INSTRUCTIONS TO FOLLOW:
Print all the records below exactly as they stand, but leave out the pictures.

Data records:
***
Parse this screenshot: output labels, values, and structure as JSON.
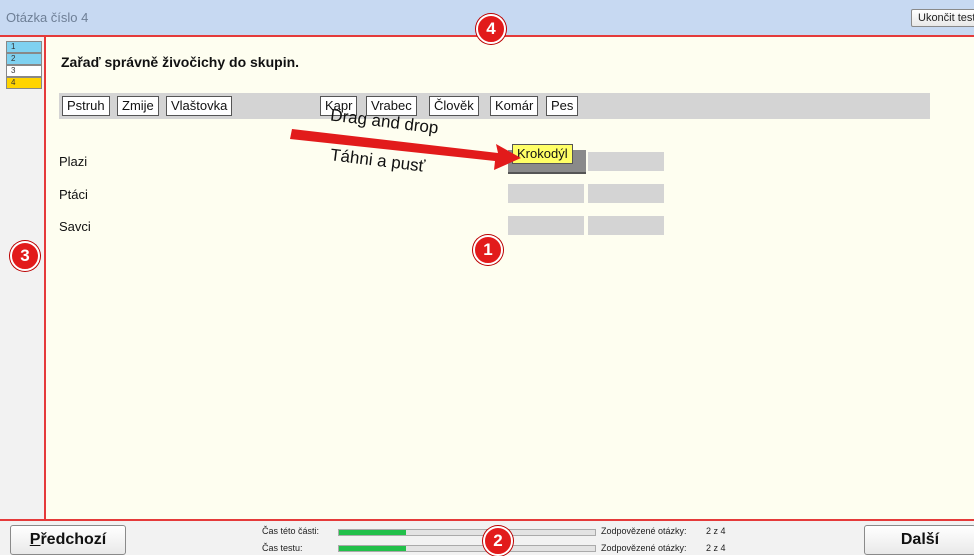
{
  "header": {
    "title": "Otázka číslo 4",
    "end_test_label": "Ukončit test"
  },
  "question_nav": {
    "items": [
      {
        "label": "1",
        "state": "done"
      },
      {
        "label": "2",
        "state": "done"
      },
      {
        "label": "3",
        "state": "open"
      },
      {
        "label": "4",
        "state": "active"
      }
    ]
  },
  "question": {
    "text": "Zařaď správně živočichy do skupin.",
    "pool_words": [
      "Pstruh",
      "Zmije",
      "Vlaštovka",
      "Kapr",
      "Vrabec",
      "Člověk",
      "Komár",
      "Pes"
    ],
    "categories": [
      {
        "label": "Plazi",
        "items": [
          "Krokodýl"
        ]
      },
      {
        "label": "Ptáci",
        "items": []
      },
      {
        "label": "Savci",
        "items": []
      }
    ]
  },
  "annotation": {
    "drag_en": "Drag and drop",
    "drag_cz": "Táhni a pusť",
    "badges": [
      "1",
      "2",
      "3",
      "4"
    ],
    "color": "#e21b1b"
  },
  "footer": {
    "prev_label_first": "P",
    "prev_label_rest": "ředchozí",
    "next_label": "Další",
    "section_time_label": "Čas této části:",
    "test_time_label": "Čas testu:",
    "answered_label": "Zodpovězené otázky:",
    "answered_value": "2 z 4",
    "section_progress": 0.26,
    "test_progress": 0.26,
    "progress_color": "#22c04a"
  }
}
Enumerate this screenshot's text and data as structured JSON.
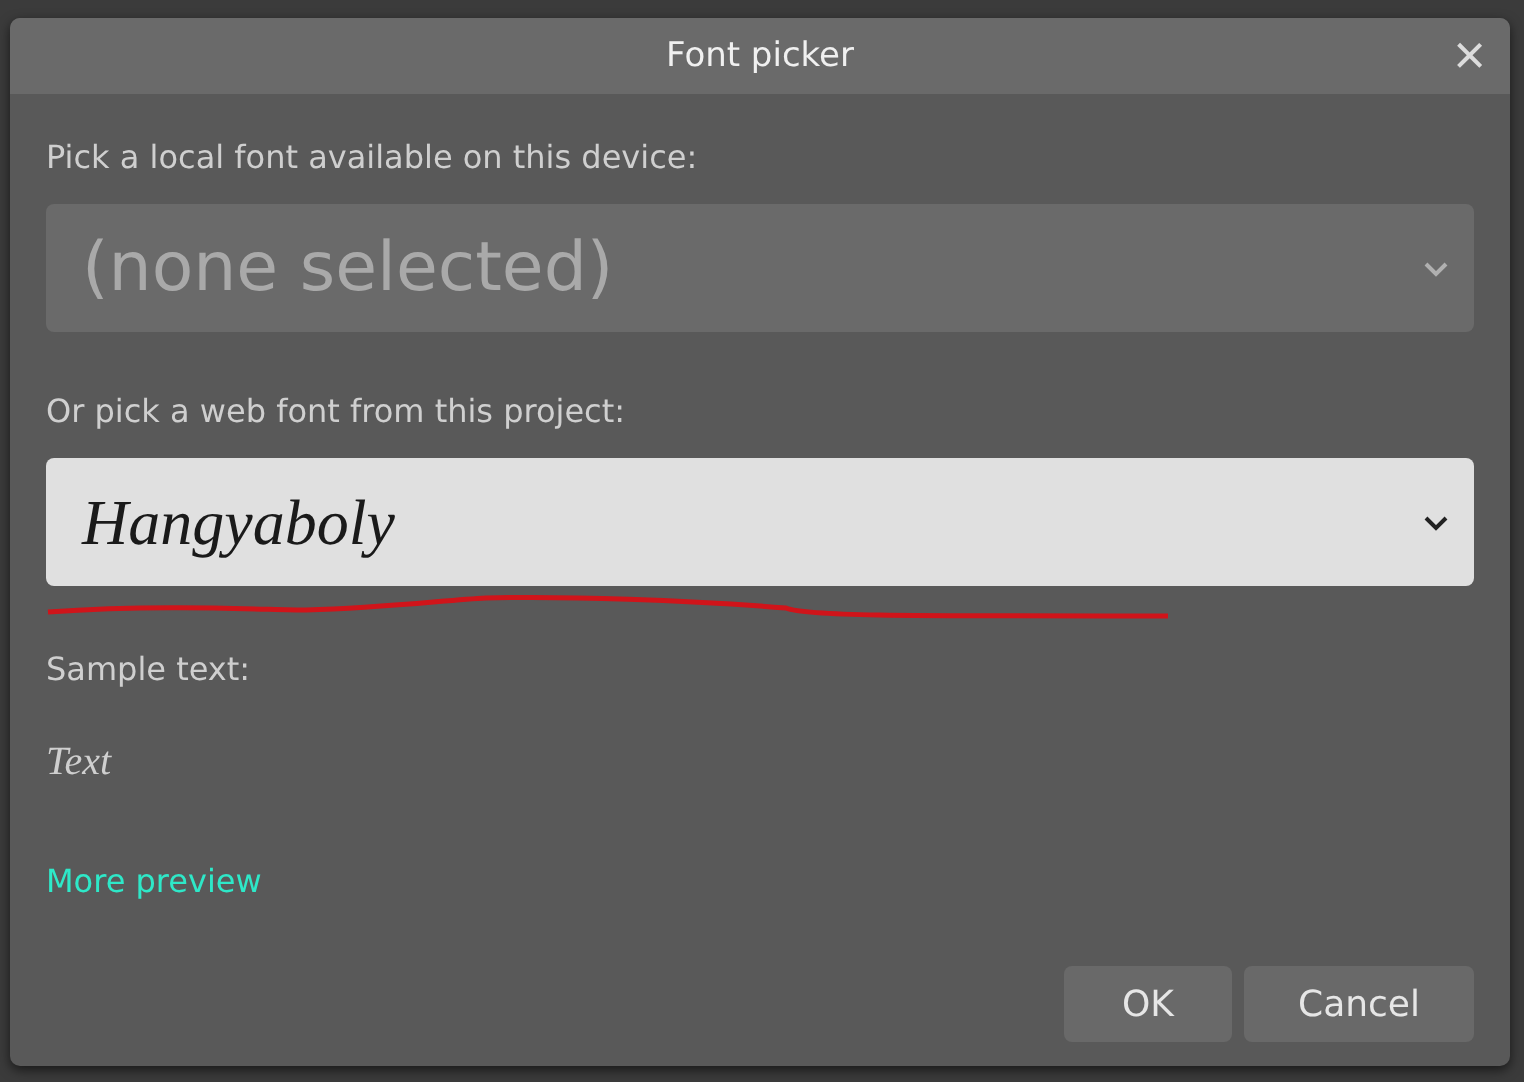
{
  "dialog": {
    "title": "Font picker",
    "close": "×"
  },
  "local_font": {
    "label": "Pick a local font available on this device:",
    "value": "(none selected)",
    "disabled": true
  },
  "web_font": {
    "label": "Or pick a web font from this project:",
    "value": "Hangyaboly",
    "disabled": false
  },
  "sample": {
    "label": "Sample text:",
    "text": "Text"
  },
  "more_preview": "More preview",
  "buttons": [
    "OK",
    "Cancel"
  ]
}
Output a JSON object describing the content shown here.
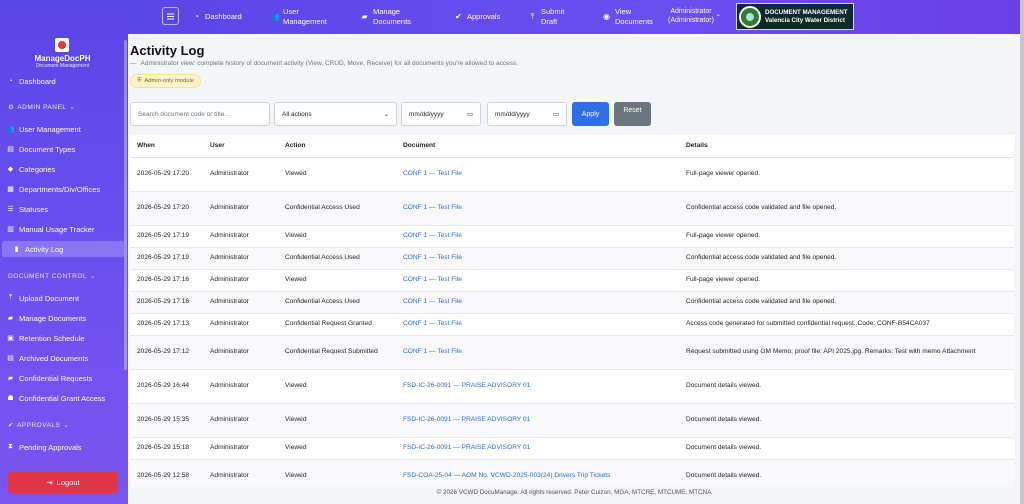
{
  "topbar": {
    "nav": [
      {
        "icon": "dashboard-icon",
        "label": "Dashboard"
      },
      {
        "icon": "users-icon",
        "label": "User Management"
      },
      {
        "icon": "folder-icon",
        "label": "Manage Documents"
      },
      {
        "icon": "check-circle-icon",
        "label": "Approvals"
      },
      {
        "icon": "upload-icon",
        "label": "Submit Draft"
      },
      {
        "icon": "eye-icon",
        "label": "View Documents"
      }
    ],
    "user_name": "Administrator",
    "user_role": "(Administrator)",
    "brand_line1": "DOCUMENT MANAGEMENT",
    "brand_line2": "Valencia City Water District"
  },
  "sidebar": {
    "app_name": "ManageDocPH",
    "app_sub": "Document Management",
    "dashboard": "Dashboard",
    "admin_section": "ADMIN PANEL",
    "admin_items": [
      "User Management",
      "Document Types",
      "Categories",
      "Departments/Div/Offices",
      "Statuses",
      "Manual Usage Tracker",
      "Activity Log"
    ],
    "doc_section": "DOCUMENT CONTROL",
    "doc_items": [
      "Upload Document",
      "Manage Documents",
      "Retention Schedule",
      "Archived Documents",
      "Confidential Requests",
      "Confidential Grant Access"
    ],
    "approvals_section": "APPROVALS",
    "approvals_items": [
      "Pending Approvals"
    ],
    "logout": "Logout"
  },
  "main": {
    "title": "Activity Log",
    "subtitle": "Administrator view: complete history of document activity (View, CRUD, Move, Receive) for all documents you're allowed to access.",
    "badge": "Admin-only module",
    "search_placeholder": "Search document code or title...",
    "action_select": "All actions",
    "date_from": "mm/dd/yyyy",
    "date_to": "mm/dd/yyyy",
    "apply": "Apply",
    "reset": "Reset",
    "columns": [
      "When",
      "User",
      "Action",
      "Document",
      "Details"
    ],
    "rows": [
      {
        "when": "2026-05-29 17:20",
        "user": "Administrator",
        "action": "Viewed",
        "doc": "CONF 1 — Test File",
        "details": "Full-page viewer opened.",
        "tall": true
      },
      {
        "when": "2026-05-29 17:20",
        "user": "Administrator",
        "action": "Confidential Access Used",
        "doc": "CONF 1 — Test File",
        "details": "Confidential access code validated and file opened.",
        "tall": true
      },
      {
        "when": "2026-05-29 17:19",
        "user": "Administrator",
        "action": "Viewed",
        "doc": "CONF 1 — Test File",
        "details": "Full-page viewer opened.",
        "tall": false
      },
      {
        "when": "2026-05-29 17:19",
        "user": "Administrator",
        "action": "Confidential Access Used",
        "doc": "CONF 1 — Test File",
        "details": "Confidential access code validated and file opened.",
        "tall": false
      },
      {
        "when": "2026-05-29 17:16",
        "user": "Administrator",
        "action": "Viewed",
        "doc": "CONF 1 — Test File",
        "details": "Full-page viewer opened.",
        "tall": false
      },
      {
        "when": "2026-05-29 17:16",
        "user": "Administrator",
        "action": "Confidential Access Used",
        "doc": "CONF 1 — Test File",
        "details": "Confidential access code validated and file opened.",
        "tall": false
      },
      {
        "when": "2026-05-29 17:13",
        "user": "Administrator",
        "action": "Confidential Request Granted",
        "doc": "CONF 1 — Test File",
        "details": "Access code generated for submitted confidential request. Code: CONF-B54CA037",
        "tall": false
      },
      {
        "when": "2026-05-29 17:12",
        "user": "Administrator",
        "action": "Confidential Request Submitted",
        "doc": "CONF 1 — Test File",
        "details": "Request submitted using GM Memo; proof file: API 2025.jpg. Remarks: Test with memo Attachment",
        "tall": true
      },
      {
        "when": "2026-05-29 16:44",
        "user": "Administrator",
        "action": "Viewed",
        "doc": "FSD-IC-26-0091 — PRAISE ADVISORY 01",
        "details": "Document details viewed.",
        "tall": true
      },
      {
        "when": "2026-05-29 15:35",
        "user": "Administrator",
        "action": "Viewed",
        "doc": "FSD-IC-26-0091 — PRAISE ADVISORY 01",
        "details": "Document details viewed.",
        "tall": true
      },
      {
        "when": "2026-05-29 15:18",
        "user": "Administrator",
        "action": "Viewed",
        "doc": "FSD-IC-26-0091 — PRAISE ADVISORY 01",
        "details": "Document details viewed.",
        "tall": false
      },
      {
        "when": "2026-05-29 12:58",
        "user": "Administrator",
        "action": "Viewed",
        "doc": "FSD-COA-25-04 — AOM No. VCWD-2025-003(24) Drivers Trip Tickets",
        "details": "Document details viewed.",
        "tall": true
      }
    ],
    "footer": "© 2026 VCWD DocuManage. All rights reserved. Peter Cuizon, MGA, MTCRE, MTCUME, MTCNA"
  }
}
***
EXERCISE RESULT:
Parse this screenshot: output labels, values, and structure as JSON.
{
  "header": {
    "title": "Otázka číslo 4",
    "end_test_label": "Ukončit test"
  },
  "question_nav": {
    "items": [
      {
        "label": "1",
        "state": "done"
      },
      {
        "label": "2",
        "state": "done"
      },
      {
        "label": "3",
        "state": "open"
      },
      {
        "label": "4",
        "state": "active"
      }
    ]
  },
  "question": {
    "text": "Zařaď správně živočichy do skupin.",
    "pool_words": [
      "Pstruh",
      "Zmije",
      "Vlaštovka",
      "Kapr",
      "Vrabec",
      "Člověk",
      "Komár",
      "Pes"
    ],
    "categories": [
      {
        "label": "Plazi",
        "items": [
          "Krokodýl"
        ]
      },
      {
        "label": "Ptáci",
        "items": []
      },
      {
        "label": "Savci",
        "items": []
      }
    ]
  },
  "annotation": {
    "drag_en": "Drag and drop",
    "drag_cz": "Táhni a pusť",
    "badges": [
      "1",
      "2",
      "3",
      "4"
    ],
    "color": "#e21b1b"
  },
  "footer": {
    "prev_label_first": "P",
    "prev_label_rest": "ředchozí",
    "next_label": "Další",
    "section_time_label": "Čas této části:",
    "test_time_label": "Čas testu:",
    "answered_label": "Zodpovězené otázky:",
    "answered_value": "2 z 4",
    "section_progress": 0.26,
    "test_progress": 0.26,
    "progress_color": "#22c04a"
  }
}
Enumerate this screenshot's text and data as structured JSON.
{
  "dialog": {
    "title": "Font picker",
    "close": "×"
  },
  "local_font": {
    "label": "Pick a local font available on this device:",
    "value": "(none selected)",
    "disabled": true
  },
  "web_font": {
    "label": "Or pick a web font from this project:",
    "value": "Hangyaboly",
    "disabled": false
  },
  "sample": {
    "label": "Sample text:",
    "text": "Text"
  },
  "more_preview": "More preview",
  "buttons": [
    "OK",
    "Cancel"
  ]
}
Output a JSON object describing the content shown here.
{
  "topbar": {
    "nav": [
      {
        "icon": "dashboard-icon",
        "label": "Dashboard"
      },
      {
        "icon": "users-icon",
        "label": "User Management"
      },
      {
        "icon": "folder-icon",
        "label": "Manage Documents"
      },
      {
        "icon": "check-circle-icon",
        "label": "Approvals"
      },
      {
        "icon": "upload-icon",
        "label": "Submit Draft"
      },
      {
        "icon": "eye-icon",
        "label": "View Documents"
      }
    ],
    "user_name": "Administrator",
    "user_role": "(Administrator)",
    "brand_line1": "DOCUMENT MANAGEMENT",
    "brand_line2": "Valencia City Water District"
  },
  "sidebar": {
    "app_name": "ManageDocPH",
    "app_sub": "Document Management",
    "dashboard": "Dashboard",
    "admin_section": "ADMIN PANEL",
    "admin_items": [
      "User Management",
      "Document Types",
      "Categories",
      "Departments/Div/Offices",
      "Statuses",
      "Manual Usage Tracker",
      "Activity Log"
    ],
    "doc_section": "DOCUMENT CONTROL",
    "doc_items": [
      "Upload Document",
      "Manage Documents",
      "Retention Schedule",
      "Archived Documents",
      "Confidential Requests",
      "Confidential Grant Access"
    ],
    "approvals_section": "APPROVALS",
    "approvals_items": [
      "Pending Approvals"
    ],
    "logout": "Logout"
  },
  "main": {
    "title": "Activity Log",
    "subtitle": "Administrator view: complete history of document activity (View, CRUD, Move, Receive) for all documents you're allowed to access.",
    "badge": "Admin-only module",
    "search_placeholder": "Search document code or title...",
    "action_select": "All actions",
    "date_from": "mm/dd/yyyy",
    "date_to": "mm/dd/yyyy",
    "apply": "Apply",
    "reset": "Reset",
    "columns": [
      "When",
      "User",
      "Action",
      "Document",
      "Details"
    ],
    "rows": [
      {
        "when": "2026-05-29 17:20",
        "user": "Administrator",
        "action": "Viewed",
        "doc": "CONF 1 — Test File",
        "details": "Full-page viewer opened.",
        "tall": true
      },
      {
        "when": "2026-05-29 17:20",
        "user": "Administrator",
        "action": "Confidential Access Used",
        "doc": "CONF 1 — Test File",
        "details": "Confidential access code validated and file opened.",
        "tall": true
      },
      {
        "when": "2026-05-29 17:19",
        "user": "Administrator",
        "action": "Viewed",
        "doc": "CONF 1 — Test File",
        "details": "Full-page viewer opened.",
        "tall": false
      },
      {
        "when": "2026-05-29 17:19",
        "user": "Administrator",
        "action": "Confidential Access Used",
        "doc": "CONF 1 — Test File",
        "details": "Confidential access code validated and file opened.",
        "tall": false
      },
      {
        "when": "2026-05-29 17:16",
        "user": "Administrator",
        "action": "Viewed",
        "doc": "CONF 1 — Test File",
        "details": "Full-page viewer opened.",
        "tall": false
      },
      {
        "when": "2026-05-29 17:16",
        "user": "Administrator",
        "action": "Confidential Access Used",
        "doc": "CONF 1 — Test File",
        "details": "Confidential access code validated and file opened.",
        "tall": false
      },
      {
        "when": "2026-05-29 17:13",
        "user": "Administrator",
        "action": "Confidential Request Granted",
        "doc": "CONF 1 — Test File",
        "details": "Access code generated for submitted confidential request. Code: CONF-B54CA037",
        "tall": false
      },
      {
        "when": "2026-05-29 17:12",
        "user": "Administrator",
        "action": "Confidential Request Submitted",
        "doc": "CONF 1 — Test File",
        "details": "Request submitted using GM Memo; proof file: API 2025.jpg. Remarks: Test with memo Attachment",
        "tall": true
      },
      {
        "when": "2026-05-29 16:44",
        "user": "Administrator",
        "action": "Viewed",
        "doc": "FSD-IC-26-0091 — PRAISE ADVISORY 01",
        "details": "Document details viewed.",
        "tall": true
      },
      {
        "when": "2026-05-29 15:35",
        "user": "Administrator",
        "action": "Viewed",
        "doc": "FSD-IC-26-0091 — PRAISE ADVISORY 01",
        "details": "Document details viewed.",
        "tall": true
      },
      {
        "when": "2026-05-29 15:18",
        "user": "Administrator",
        "action": "Viewed",
        "doc": "FSD-IC-26-0091 — PRAISE ADVISORY 01",
        "details": "Document details viewed.",
        "tall": false
      },
      {
        "when": "2026-05-29 12:58",
        "user": "Administrator",
        "action": "Viewed",
        "doc": "FSD-COA-25-04 — AOM No. VCWD-2025-003(24) Drivers Trip Tickets",
        "details": "Document details viewed.",
        "tall": true
      }
    ],
    "footer": "© 2026 VCWD DocuManage. All rights reserved. Peter Cuizon, MGA, MTCRE, MTCUME, MTCNA"
  }
}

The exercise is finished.